Monday, August 6, 2012

In Praise of Sturdy Yarns

My trunk show last weekend at Wool & Honey  was quite successful, despite the oppressive heat and humidity (which, I am grateful to report, has broken), and further despite the abundance of other wonderful events occurring in the area (including the Traverse City Film Festival).

I sold many yarns and many patterns (‘Cabled Wrists” was the star of the show).  Thanks to all who attended and thanks to all who thought enough of my work to purchase some!

It is always interesting to see what sells.  I had expected the textured yarns to be the hottest sellers:  the lock yarns, the knot yarns, the boucles.  But no!  It was the “luxury” yarns that sold best:  the cashmere, the silk, the alpaca, the mohair.  The soft yarns.  The “neck worthy” yarns.
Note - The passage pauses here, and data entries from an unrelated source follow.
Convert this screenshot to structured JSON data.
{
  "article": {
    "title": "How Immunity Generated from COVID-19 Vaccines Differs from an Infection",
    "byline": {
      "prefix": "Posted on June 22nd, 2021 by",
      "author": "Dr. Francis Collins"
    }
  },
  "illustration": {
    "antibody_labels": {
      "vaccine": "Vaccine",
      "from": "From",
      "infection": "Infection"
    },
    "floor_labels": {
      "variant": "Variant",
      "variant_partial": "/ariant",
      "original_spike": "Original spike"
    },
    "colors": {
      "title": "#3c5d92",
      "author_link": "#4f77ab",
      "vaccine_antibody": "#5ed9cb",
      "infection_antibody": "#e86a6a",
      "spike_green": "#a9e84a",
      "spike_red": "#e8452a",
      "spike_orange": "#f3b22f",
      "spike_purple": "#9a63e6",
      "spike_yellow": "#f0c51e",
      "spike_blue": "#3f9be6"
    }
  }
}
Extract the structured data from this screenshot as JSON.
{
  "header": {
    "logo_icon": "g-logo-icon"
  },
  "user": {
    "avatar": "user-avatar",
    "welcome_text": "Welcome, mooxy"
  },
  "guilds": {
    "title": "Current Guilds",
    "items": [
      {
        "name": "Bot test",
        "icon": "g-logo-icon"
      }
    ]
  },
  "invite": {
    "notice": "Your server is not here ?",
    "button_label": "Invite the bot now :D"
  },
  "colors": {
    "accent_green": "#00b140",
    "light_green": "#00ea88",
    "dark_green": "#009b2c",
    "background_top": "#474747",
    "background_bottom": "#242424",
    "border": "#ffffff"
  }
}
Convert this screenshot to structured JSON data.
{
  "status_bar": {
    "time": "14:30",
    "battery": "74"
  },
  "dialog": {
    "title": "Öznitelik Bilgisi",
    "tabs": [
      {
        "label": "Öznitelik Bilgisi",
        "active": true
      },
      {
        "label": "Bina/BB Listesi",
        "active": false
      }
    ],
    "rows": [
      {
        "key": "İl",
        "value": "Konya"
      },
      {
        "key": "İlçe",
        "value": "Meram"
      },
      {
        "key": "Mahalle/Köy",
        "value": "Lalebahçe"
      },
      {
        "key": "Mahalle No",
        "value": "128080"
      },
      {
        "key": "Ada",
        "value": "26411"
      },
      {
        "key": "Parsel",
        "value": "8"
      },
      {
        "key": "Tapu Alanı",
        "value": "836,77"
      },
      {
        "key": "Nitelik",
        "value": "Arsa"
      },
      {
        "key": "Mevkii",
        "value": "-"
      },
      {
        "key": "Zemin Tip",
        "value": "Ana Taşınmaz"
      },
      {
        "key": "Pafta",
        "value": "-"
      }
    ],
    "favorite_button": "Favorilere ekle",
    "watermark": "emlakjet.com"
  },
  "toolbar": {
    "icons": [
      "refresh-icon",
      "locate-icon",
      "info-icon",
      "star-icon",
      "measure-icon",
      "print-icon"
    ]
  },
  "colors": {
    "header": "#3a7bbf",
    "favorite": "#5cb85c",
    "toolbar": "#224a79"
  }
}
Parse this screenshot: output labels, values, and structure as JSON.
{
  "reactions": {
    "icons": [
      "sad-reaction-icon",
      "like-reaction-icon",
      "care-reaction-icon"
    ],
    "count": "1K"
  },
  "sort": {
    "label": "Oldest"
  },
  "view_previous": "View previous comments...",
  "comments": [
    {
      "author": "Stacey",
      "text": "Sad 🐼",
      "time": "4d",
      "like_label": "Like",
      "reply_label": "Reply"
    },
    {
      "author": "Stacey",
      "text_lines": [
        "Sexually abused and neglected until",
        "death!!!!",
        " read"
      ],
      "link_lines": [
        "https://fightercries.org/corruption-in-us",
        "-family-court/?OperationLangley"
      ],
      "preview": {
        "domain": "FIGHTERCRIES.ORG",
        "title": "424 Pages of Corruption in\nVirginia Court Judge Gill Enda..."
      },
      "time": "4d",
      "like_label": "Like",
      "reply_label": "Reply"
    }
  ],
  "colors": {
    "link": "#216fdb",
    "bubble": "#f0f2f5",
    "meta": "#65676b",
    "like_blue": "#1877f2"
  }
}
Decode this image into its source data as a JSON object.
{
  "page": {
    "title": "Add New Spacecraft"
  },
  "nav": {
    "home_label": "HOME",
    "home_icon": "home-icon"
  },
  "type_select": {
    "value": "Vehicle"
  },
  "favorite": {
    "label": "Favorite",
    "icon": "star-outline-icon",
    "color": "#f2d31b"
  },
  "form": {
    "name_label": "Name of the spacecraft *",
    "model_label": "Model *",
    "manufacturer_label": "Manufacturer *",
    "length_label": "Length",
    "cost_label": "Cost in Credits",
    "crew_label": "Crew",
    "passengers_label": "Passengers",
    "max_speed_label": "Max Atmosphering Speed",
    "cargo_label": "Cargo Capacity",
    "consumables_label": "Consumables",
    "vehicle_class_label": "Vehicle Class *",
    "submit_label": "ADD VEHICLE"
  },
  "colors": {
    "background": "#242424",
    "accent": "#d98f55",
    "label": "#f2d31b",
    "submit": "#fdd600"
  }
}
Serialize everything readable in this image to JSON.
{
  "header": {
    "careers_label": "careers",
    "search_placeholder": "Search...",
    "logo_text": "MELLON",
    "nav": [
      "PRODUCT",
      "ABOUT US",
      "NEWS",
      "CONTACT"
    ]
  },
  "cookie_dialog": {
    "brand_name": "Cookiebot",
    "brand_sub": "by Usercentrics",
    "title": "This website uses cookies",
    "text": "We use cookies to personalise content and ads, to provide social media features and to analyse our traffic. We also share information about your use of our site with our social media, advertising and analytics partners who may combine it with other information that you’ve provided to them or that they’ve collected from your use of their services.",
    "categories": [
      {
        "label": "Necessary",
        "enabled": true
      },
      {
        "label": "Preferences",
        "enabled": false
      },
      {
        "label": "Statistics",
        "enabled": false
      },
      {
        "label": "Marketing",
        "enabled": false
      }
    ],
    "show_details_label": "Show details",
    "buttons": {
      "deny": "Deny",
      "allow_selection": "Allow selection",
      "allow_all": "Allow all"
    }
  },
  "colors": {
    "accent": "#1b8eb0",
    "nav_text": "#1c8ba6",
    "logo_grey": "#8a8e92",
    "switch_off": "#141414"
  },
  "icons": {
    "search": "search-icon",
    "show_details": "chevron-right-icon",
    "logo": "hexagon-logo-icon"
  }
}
What did not sell at all were the sturdy yarns:  the yarns spun from Romney, or Coopworth, or Corriedale.  I had two sets of 3-ply yarns that I am especially fond of that have long languished in my inventory.  I personally think these yarns have character and great potential for outer wear.

So, last night, I removed these yarns from the for-sale inventory so that I can knit them myself!  I will be making a “leaf raking”, autumn-worthy vest from “Clay Pots” (a 3-ply of mostly Coopworth and Romney with a bit of mohair), and a pair of dog-walking mittens from “Peppercorn” (a 3-ply of mixed-breed, medium grade wool).

Not all yarns should be soft.  I can fully appreciate the tactile satisfaction of soft yarns.  I mean!  Who doesn’t like cashmere?!  But I can equally appreciate that some knitted items really deserve to be made from sturdy yarns.

Perhaps once my customers see what can be made from strong yarns, they will find them more appealing.  I certainly won’t stop spinning them or knitting with them.